Your task
Set each line of the records down again exactly, please.

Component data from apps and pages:
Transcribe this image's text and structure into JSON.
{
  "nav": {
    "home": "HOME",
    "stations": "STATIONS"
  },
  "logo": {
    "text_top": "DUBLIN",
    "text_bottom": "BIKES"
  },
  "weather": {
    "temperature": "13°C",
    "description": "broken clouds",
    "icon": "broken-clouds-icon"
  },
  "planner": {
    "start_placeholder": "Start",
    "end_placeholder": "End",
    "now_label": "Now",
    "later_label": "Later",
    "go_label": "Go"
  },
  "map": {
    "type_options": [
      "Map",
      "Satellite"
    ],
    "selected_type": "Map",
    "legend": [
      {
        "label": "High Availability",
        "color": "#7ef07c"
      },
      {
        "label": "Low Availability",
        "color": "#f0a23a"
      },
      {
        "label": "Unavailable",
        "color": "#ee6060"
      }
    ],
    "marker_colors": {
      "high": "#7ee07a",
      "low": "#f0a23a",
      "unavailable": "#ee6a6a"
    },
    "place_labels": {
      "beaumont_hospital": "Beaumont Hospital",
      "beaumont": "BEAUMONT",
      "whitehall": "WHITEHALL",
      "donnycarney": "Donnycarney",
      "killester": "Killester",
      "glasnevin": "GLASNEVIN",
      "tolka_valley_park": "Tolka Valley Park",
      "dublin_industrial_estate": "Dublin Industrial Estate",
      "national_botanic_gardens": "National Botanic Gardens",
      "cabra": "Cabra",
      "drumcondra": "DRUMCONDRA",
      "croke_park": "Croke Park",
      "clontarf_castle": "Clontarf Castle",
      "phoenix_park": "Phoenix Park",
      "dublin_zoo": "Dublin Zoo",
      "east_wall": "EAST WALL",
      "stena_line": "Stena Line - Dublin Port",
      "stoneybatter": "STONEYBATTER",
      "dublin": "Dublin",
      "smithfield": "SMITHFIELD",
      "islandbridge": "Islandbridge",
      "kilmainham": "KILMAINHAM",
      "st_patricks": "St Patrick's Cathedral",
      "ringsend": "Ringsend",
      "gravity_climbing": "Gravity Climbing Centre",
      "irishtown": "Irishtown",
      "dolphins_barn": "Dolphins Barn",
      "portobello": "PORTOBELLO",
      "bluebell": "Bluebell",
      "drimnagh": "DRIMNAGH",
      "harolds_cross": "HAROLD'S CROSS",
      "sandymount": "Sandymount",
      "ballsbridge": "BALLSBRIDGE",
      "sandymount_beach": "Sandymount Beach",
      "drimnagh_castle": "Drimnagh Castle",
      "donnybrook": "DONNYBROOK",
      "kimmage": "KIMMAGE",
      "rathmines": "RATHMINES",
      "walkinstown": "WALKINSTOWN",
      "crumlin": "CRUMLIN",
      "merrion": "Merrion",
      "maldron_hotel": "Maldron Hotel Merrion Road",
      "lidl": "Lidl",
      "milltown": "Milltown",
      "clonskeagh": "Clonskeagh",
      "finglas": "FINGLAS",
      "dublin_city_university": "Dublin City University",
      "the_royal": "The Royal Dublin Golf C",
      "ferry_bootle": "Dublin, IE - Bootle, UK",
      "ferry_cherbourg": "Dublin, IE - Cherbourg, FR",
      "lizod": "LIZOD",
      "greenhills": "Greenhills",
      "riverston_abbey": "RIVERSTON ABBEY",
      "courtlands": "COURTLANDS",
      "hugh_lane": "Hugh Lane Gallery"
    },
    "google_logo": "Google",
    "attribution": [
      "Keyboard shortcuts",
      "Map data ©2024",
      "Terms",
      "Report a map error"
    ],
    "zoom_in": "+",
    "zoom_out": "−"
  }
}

Reply
Transcribe this image's text and structure into JSON.
{
  "nav": {
    "home": "HOME",
    "stations": "STATIONS"
  },
  "logo": {
    "text_top": "DUBLIN",
    "text_bottom": "BIKES"
  },
  "weather": {
    "temperature": "13°C",
    "description": "broken clouds",
    "icon": "broken-clouds-icon"
  },
  "planner": {
    "start_placeholder": "Start",
    "end_placeholder": "End",
    "now_label": "Now",
    "later_label": "Later",
    "go_label": "Go"
  },
  "map": {
    "type_options": [
      "Map",
      "Satellite"
    ],
    "selected_type": "Map",
    "legend": [
      {
        "label": "High Availability",
        "color": "#7ef07c"
      },
      {
        "label": "Low Availability",
        "color": "#f0a23a"
      },
      {
        "label": "Unavailable",
        "color": "#ee6060"
      }
    ],
    "marker_colors": {
      "high": "#7ee07a",
      "low": "#f0a23a",
      "unavailable": "#ee6a6a"
    },
    "place_labels": {
      "beaumont_hospital": "Beaumont Hospital",
      "beaumont": "BEAUMONT",
      "whitehall": "WHITEHALL",
      "donnycarney": "Donnycarney",
      "killester": "Killester",
      "glasnevin": "GLASNEVIN",
      "tolka_valley_park": "Tolka Valley Park",
      "dublin_industrial_estate": "Dublin Industrial Estate",
      "national_botanic_gardens": "National Botanic Gardens",
      "cabra": "Cabra",
      "drumcondra": "DRUMCONDRA",
      "croke_park": "Croke Park",
      "clontarf_castle": "Clontarf Castle",
      "phoenix_park": "Phoenix Park",
      "dublin_zoo": "Dublin Zoo",
      "east_wall": "EAST WALL",
      "stena_line": "Stena Line - Dublin Port",
      "stoneybatter": "STONEYBATTER",
      "dublin": "Dublin",
      "smithfield": "SMITHFIELD",
      "islandbridge": "Islandbridge",
      "kilmainham": "KILMAINHAM",
      "st_patricks": "St Patrick's Cathedral",
      "ringsend": "Ringsend",
      "gravity_climbing": "Gravity Climbing Centre",
      "irishtown": "Irishtown",
      "dolphins_barn": "Dolphins Barn",
      "portobello": "PORTOBELLO",
      "bluebell": "Bluebell",
      "drimnagh": "DRIMNAGH",
      "harolds_cross": "HAROLD'S CROSS",
      "sandymount": "Sandymount",
      "ballsbridge": "BALLSBRIDGE",
      "sandymount_beach": "Sandymount Beach",
      "drimnagh_castle": "Drimnagh Castle",
      "donnybrook": "DONNYBROOK",
      "kimmage": "KIMMAGE",
      "rathmines": "RATHMINES",
      "walkinstown": "WALKINSTOWN",
      "crumlin": "CRUMLIN",
      "merrion": "Merrion",
      "maldron_hotel": "Maldron Hotel Merrion Road",
      "lidl": "Lidl",
      "milltown": "Milltown",
      "clonskeagh": "Clonskeagh",
      "finglas": "FINGLAS",
      "dublin_city_university": "Dublin City University",
      "the_royal": "The Royal Dublin Golf C",
      "ferry_bootle": "Dublin, IE - Bootle, UK",
      "ferry_cherbourg": "Dublin, IE - Cherbourg, FR",
      "lizod": "LIZOD",
      "greenhills": "Greenhills",
      "riverston_abbey": "RIVERSTON ABBEY",
      "courtlands": "COURTLANDS",
      "hugh_lane": "Hugh Lane Gallery"
    },
    "google_logo": "Google",
    "attribution": [
      "Keyboard shortcuts",
      "Map data ©2024",
      "Terms",
      "Report a map error"
    ],
    "zoom_in": "+",
    "zoom_out": "−"
  }
}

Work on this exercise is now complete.